┌─ EXERCISE INPUTS

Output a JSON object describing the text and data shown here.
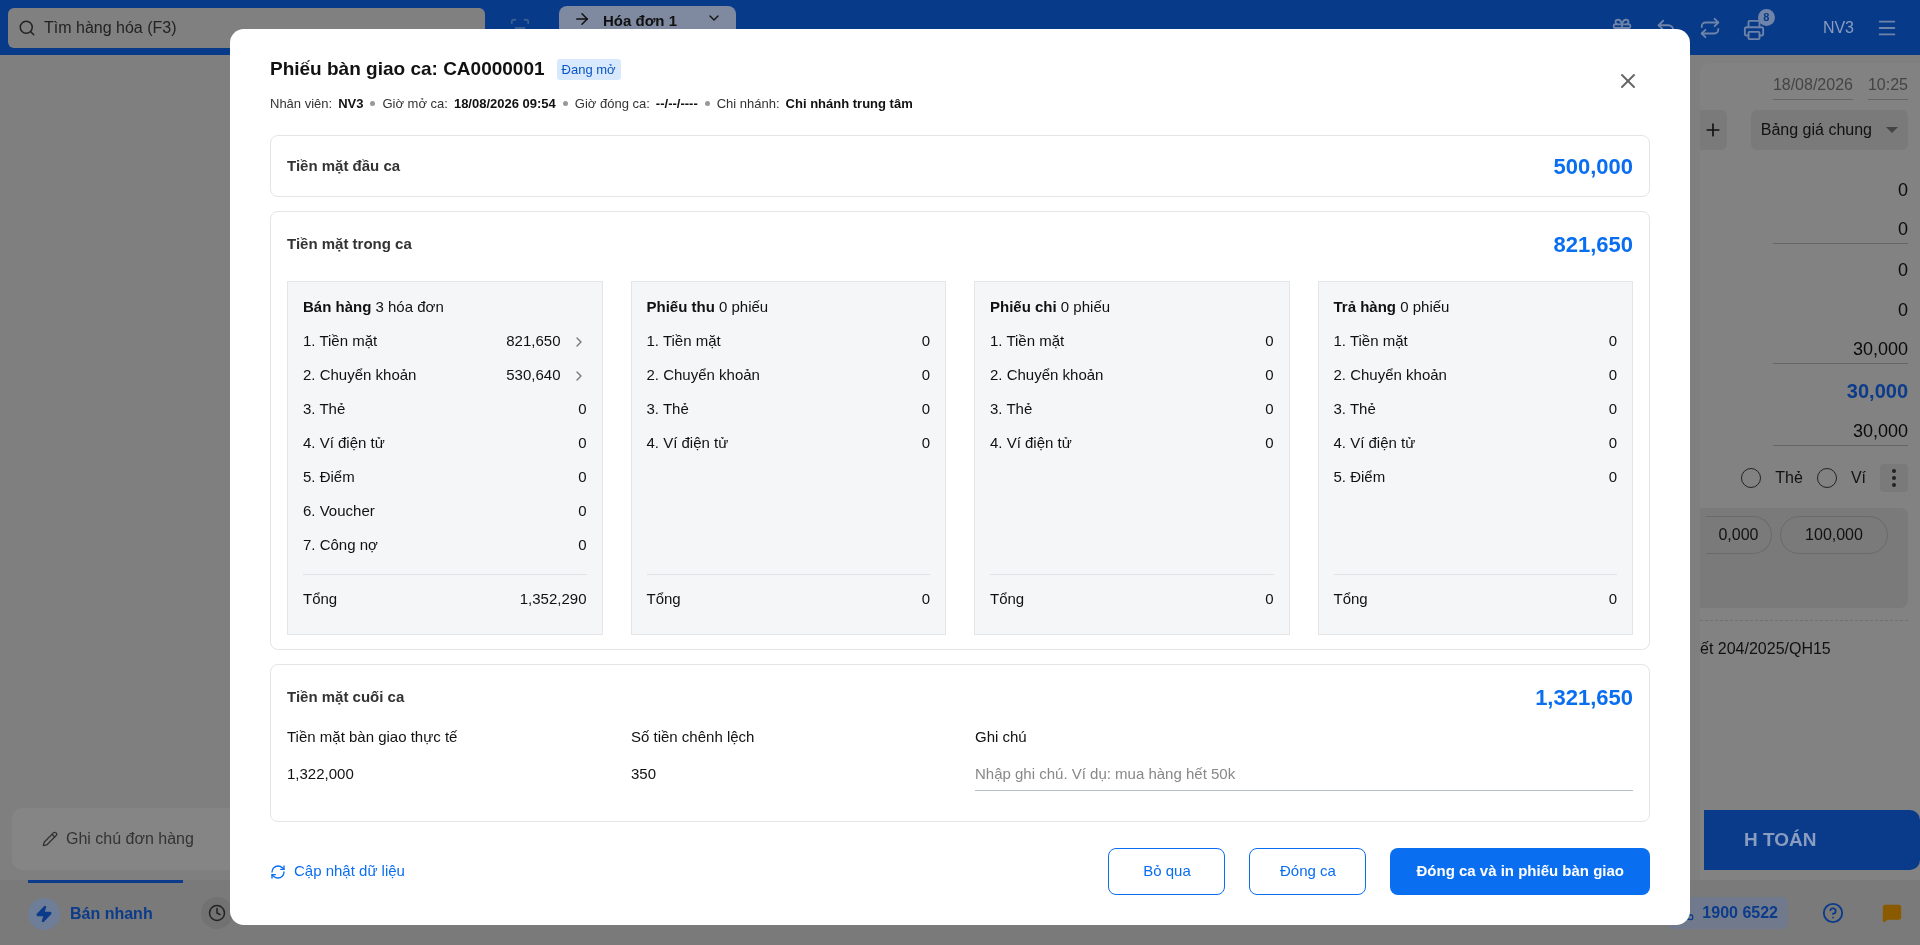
{
  "topbar": {
    "search": {
      "placeholder": "Tìm hàng hóa (F3)"
    },
    "tab": {
      "label": "Hóa đơn 1"
    },
    "printer_badge": "8",
    "user": "NV3"
  },
  "modal": {
    "title": "Phiếu bàn giao ca: CA0000001",
    "status": "Đang mở",
    "meta": [
      {
        "label": "Nhân viên:",
        "value": "NV3"
      },
      {
        "label": "Giờ mở ca:",
        "value": "18/08/2026 09:54"
      },
      {
        "label": "Giờ đóng ca:",
        "value": "--/--/----"
      },
      {
        "label": "Chi nhánh:",
        "value": "Chi nhánh trung tâm"
      }
    ],
    "opening": {
      "label": "Tiền mặt đầu ca",
      "amount": "500,000"
    },
    "during": {
      "label": "Tiền mặt trong ca",
      "amount": "821,650",
      "groups": [
        {
          "title": "Bán hàng",
          "count": "3 hóa đơn",
          "total_label": "Tổng",
          "total": "1,352,290",
          "rows": [
            {
              "label": "1. Tiền mặt",
              "value": "821,650",
              "expandable": true
            },
            {
              "label": "2. Chuyển khoản",
              "value": "530,640",
              "expandable": true
            },
            {
              "label": "3. Thẻ",
              "value": "0",
              "expandable": false
            },
            {
              "label": "4. Ví điện tử",
              "value": "0",
              "expandable": false
            },
            {
              "label": "5. Điểm",
              "value": "0",
              "expandable": false
            },
            {
              "label": "6. Voucher",
              "value": "0",
              "expandable": false
            },
            {
              "label": "7. Công nợ",
              "value": "0",
              "expandable": false
            }
          ]
        },
        {
          "title": "Phiếu thu",
          "count": "0 phiếu",
          "total_label": "Tổng",
          "total": "0",
          "rows": [
            {
              "label": "1. Tiền mặt",
              "value": "0",
              "expandable": false
            },
            {
              "label": "2. Chuyển khoản",
              "value": "0",
              "expandable": false
            },
            {
              "label": "3. Thẻ",
              "value": "0",
              "expandable": false
            },
            {
              "label": "4. Ví điện tử",
              "value": "0",
              "expandable": false
            }
          ]
        },
        {
          "title": "Phiếu chi",
          "count": "0 phiếu",
          "total_label": "Tổng",
          "total": "0",
          "rows": [
            {
              "label": "1. Tiền mặt",
              "value": "0",
              "expandable": false
            },
            {
              "label": "2. Chuyển khoản",
              "value": "0",
              "expandable": false
            },
            {
              "label": "3. Thẻ",
              "value": "0",
              "expandable": false
            },
            {
              "label": "4. Ví điện tử",
              "value": "0",
              "expandable": false
            }
          ]
        },
        {
          "title": "Trả hàng",
          "count": "0 phiếu",
          "total_label": "Tổng",
          "total": "0",
          "rows": [
            {
              "label": "1. Tiền mặt",
              "value": "0",
              "expandable": false
            },
            {
              "label": "2. Chuyển khoản",
              "value": "0",
              "expandable": false
            },
            {
              "label": "3. Thẻ",
              "value": "0",
              "expandable": false
            },
            {
              "label": "4. Ví điện tử",
              "value": "0",
              "expandable": false
            },
            {
              "label": "5. Điểm",
              "value": "0",
              "expandable": false
            }
          ]
        }
      ]
    },
    "closing": {
      "label": "Tiền mặt cuối ca",
      "amount": "1,321,650",
      "fields": [
        {
          "label": "Tiền mặt bàn giao thực tế",
          "value": "1,322,000"
        },
        {
          "label": "Số tiền chênh lệch",
          "value": "350"
        }
      ],
      "note": {
        "label": "Ghi chú",
        "placeholder": "Nhập ghi chú. Ví dụ: mua hàng hết 50k"
      }
    },
    "refresh": "Cập nhật dữ liệu",
    "buttons": [
      {
        "label": "Bỏ qua",
        "kind": "outline"
      },
      {
        "label": "Đóng ca",
        "kind": "outline"
      },
      {
        "label": "Đóng ca và in phiếu bàn giao",
        "kind": "primary"
      }
    ]
  },
  "panel": {
    "date": "18/08/2026",
    "time": "10:25",
    "price_list": "Bảng giá chung",
    "values": [
      {
        "value": "0",
        "kind": "plain"
      },
      {
        "value": "0",
        "kind": "input"
      },
      {
        "value": "0",
        "kind": "plain"
      },
      {
        "value": "0",
        "kind": "plain"
      },
      {
        "value": "30,000",
        "kind": "input"
      },
      {
        "value": "30,000",
        "kind": "total"
      },
      {
        "value": "30,000",
        "kind": "input"
      }
    ],
    "payment_methods": [
      {
        "label": "Thẻ",
        "selected": false
      },
      {
        "label": "Ví",
        "selected": false
      }
    ],
    "quick_amounts": [
      "0,000",
      "100,000"
    ],
    "legal_note": "ết 204/2025/QH15",
    "pay_button": "H TOÁN"
  },
  "bottom": {
    "note_button": "Ghi chú đơn hàng",
    "tabs": [
      {
        "label": "Bán nhanh",
        "selected": true
      }
    ],
    "hotline": "1900 6522"
  }
}
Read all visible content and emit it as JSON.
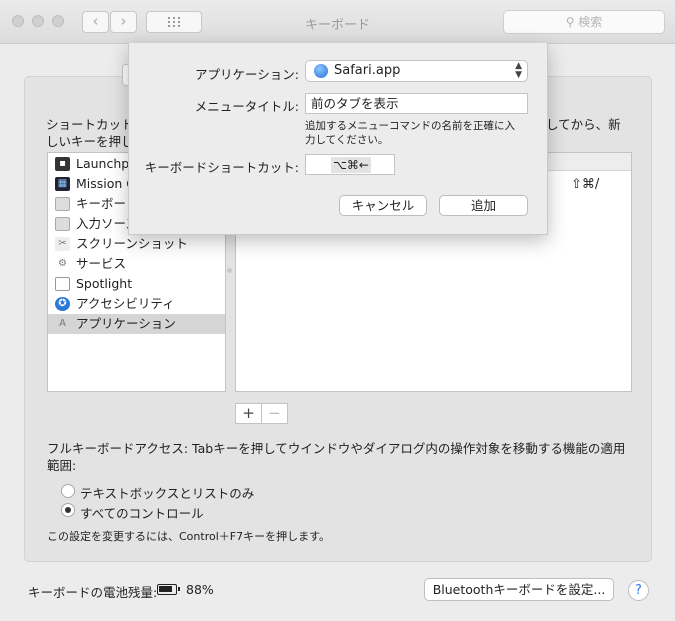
{
  "window": {
    "title": "キーボード",
    "search_placeholder": "検索"
  },
  "nav": {
    "back_glyph": "‹",
    "forward_glyph": "›"
  },
  "panel": {
    "description": "ショートカット\nしいキーを押し",
    "description_right": "してから、新",
    "categories": [
      {
        "label": "Launchpad",
        "icon": "launchpad-icon"
      },
      {
        "label": "Mission Control",
        "icon": "mission-control-icon"
      },
      {
        "label": "キーボード",
        "icon": "keyboard-icon"
      },
      {
        "label": "入力ソース",
        "icon": "input-sources-icon"
      },
      {
        "label": "スクリーンショット",
        "icon": "screenshot-icon"
      },
      {
        "label": "サービス",
        "icon": "services-gear-icon"
      },
      {
        "label": "Spotlight",
        "icon": "spotlight-icon"
      },
      {
        "label": "アクセシビリティ",
        "icon": "accessibility-icon"
      },
      {
        "label": "アプリケーション",
        "icon": "applications-icon",
        "selected": true
      }
    ],
    "right_shortcut": "⇧⌘/",
    "plus": "+",
    "minus": "−"
  },
  "fka": {
    "text": "フルキーボードアクセス: Tabキーを押してウインドウやダイアログ内の操作対象を移動する機能の適用範囲:",
    "options": [
      "テキストボックスとリストのみ",
      "すべてのコントロール"
    ],
    "selected_index": 1,
    "note": "この設定を変更するには、Control＋F7キーを押します。"
  },
  "footer": {
    "battery_label": "キーボードの電池残量:",
    "battery_percent": "88%",
    "bt_button": "Bluetoothキーボードを設定...",
    "help": "?"
  },
  "sheet": {
    "app_label": "アプリケーション:",
    "app_value": "Safari.app",
    "menu_label": "メニュータイトル:",
    "menu_value": "前のタブを表示",
    "hint": "追加するメニューコマンドの名前を正確に入力してください。",
    "shortcut_label": "キーボードショートカット:",
    "shortcut_value": "⌥⌘←",
    "cancel": "キャンセル",
    "add": "追加"
  }
}
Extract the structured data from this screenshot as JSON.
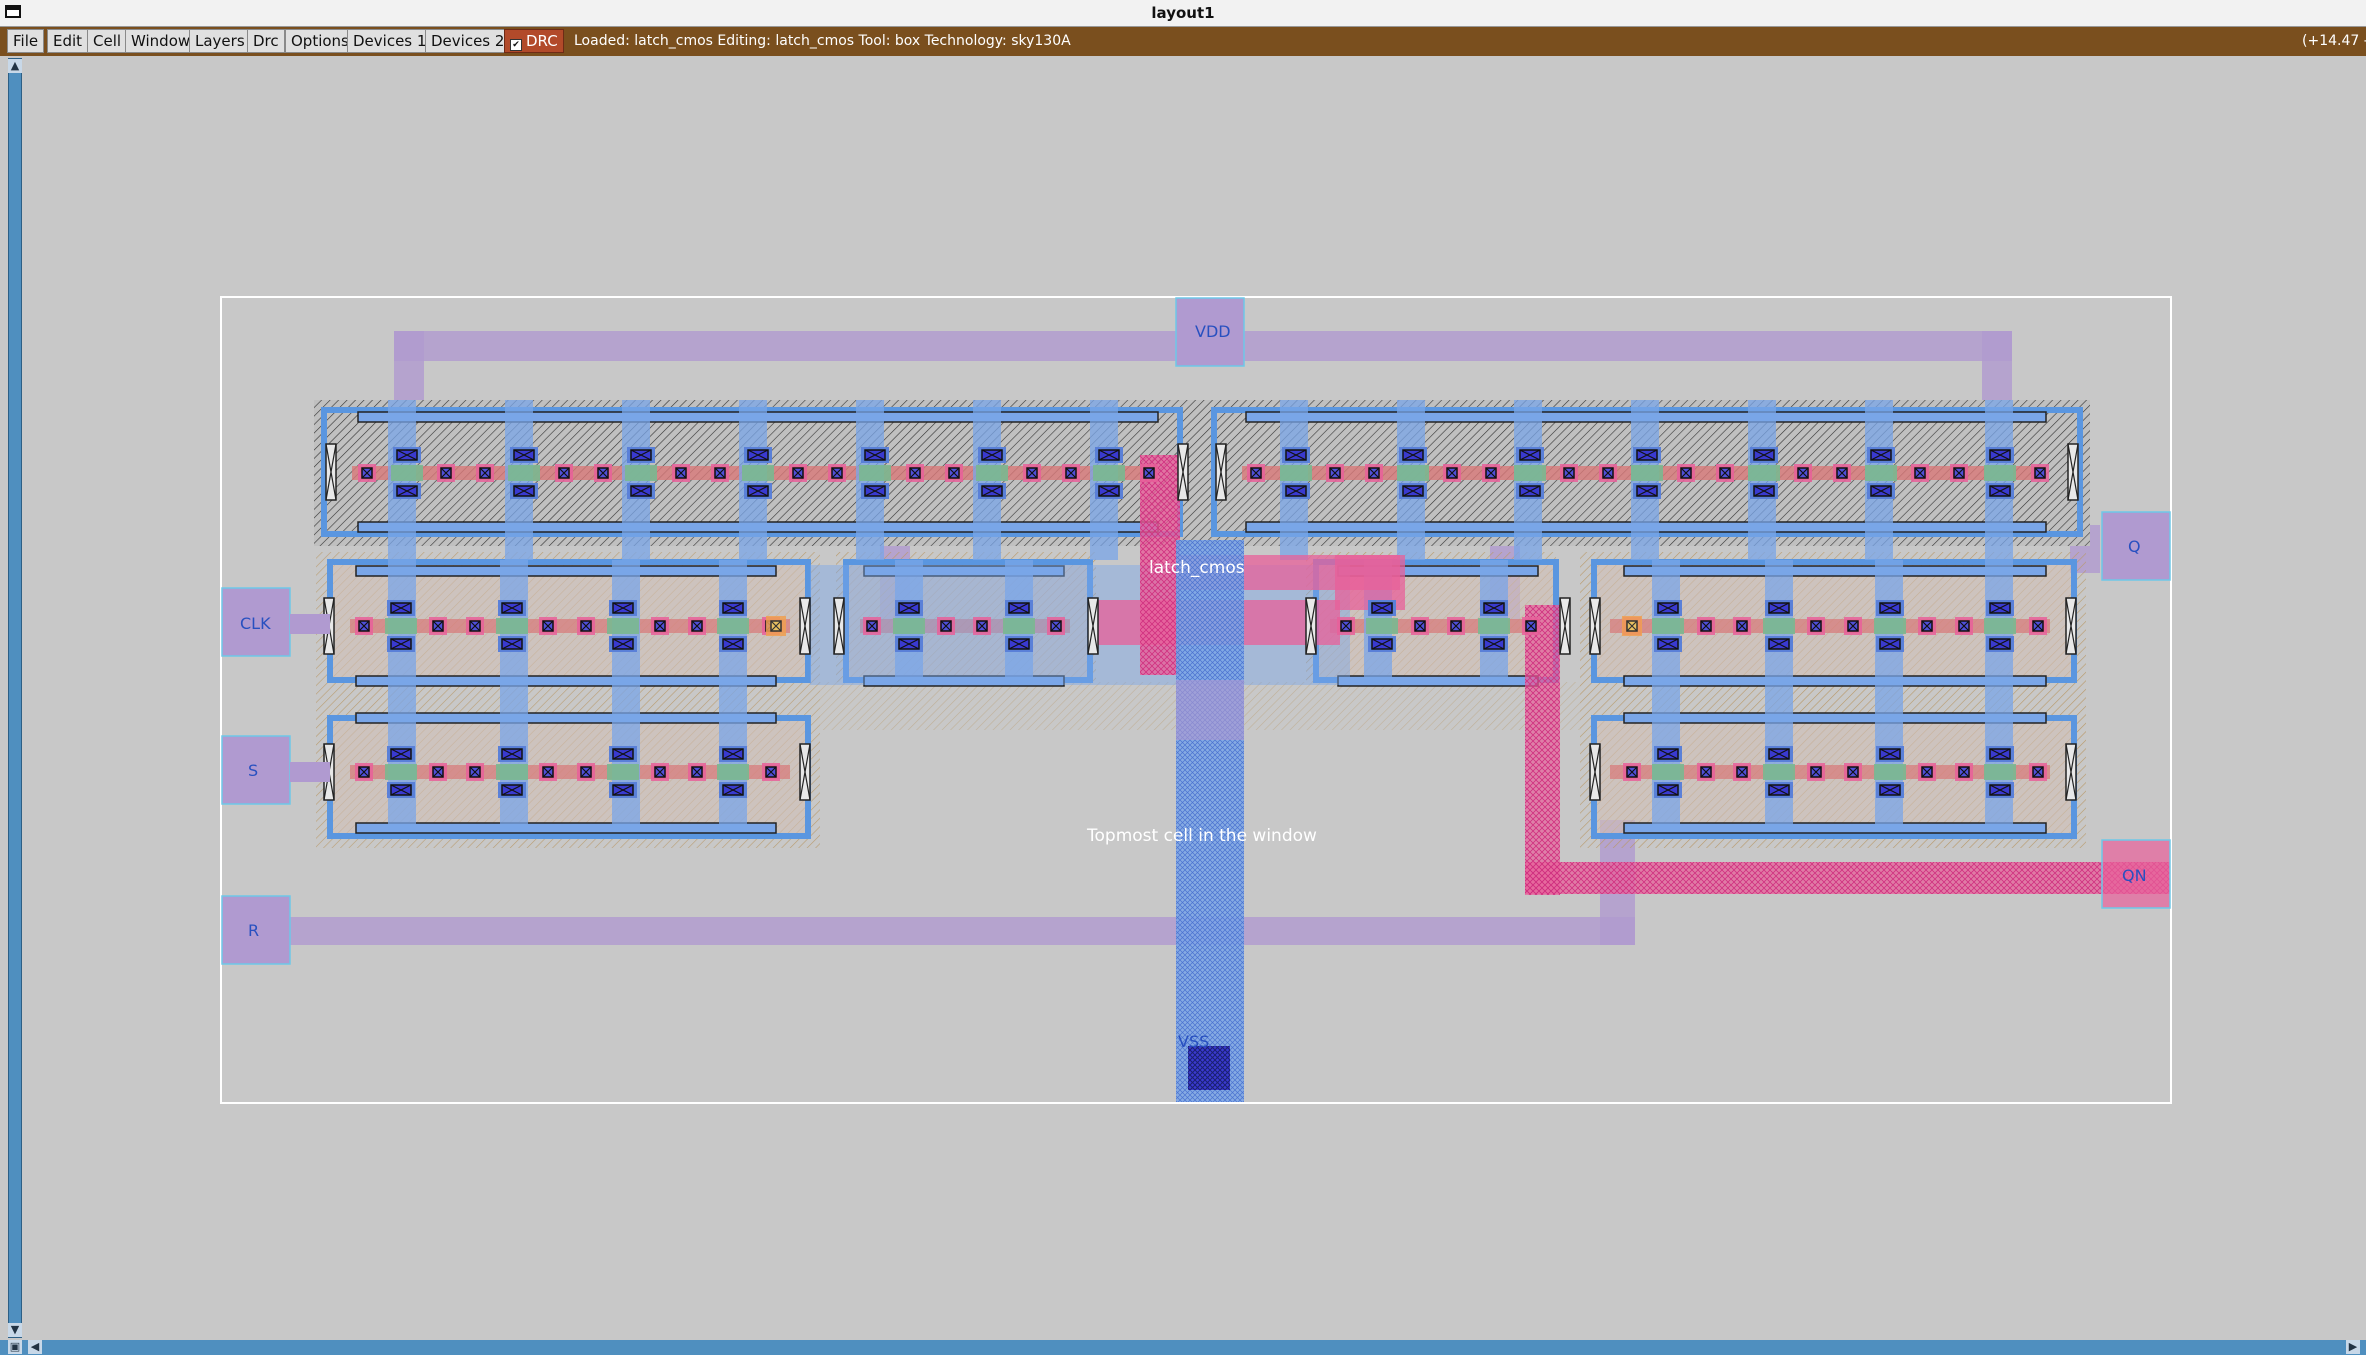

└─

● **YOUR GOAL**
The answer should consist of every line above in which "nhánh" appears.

● **EXPECTED ANSWER**
        "label": "Chi nhánh:",
        "value": "Chi nhánh trung tâm"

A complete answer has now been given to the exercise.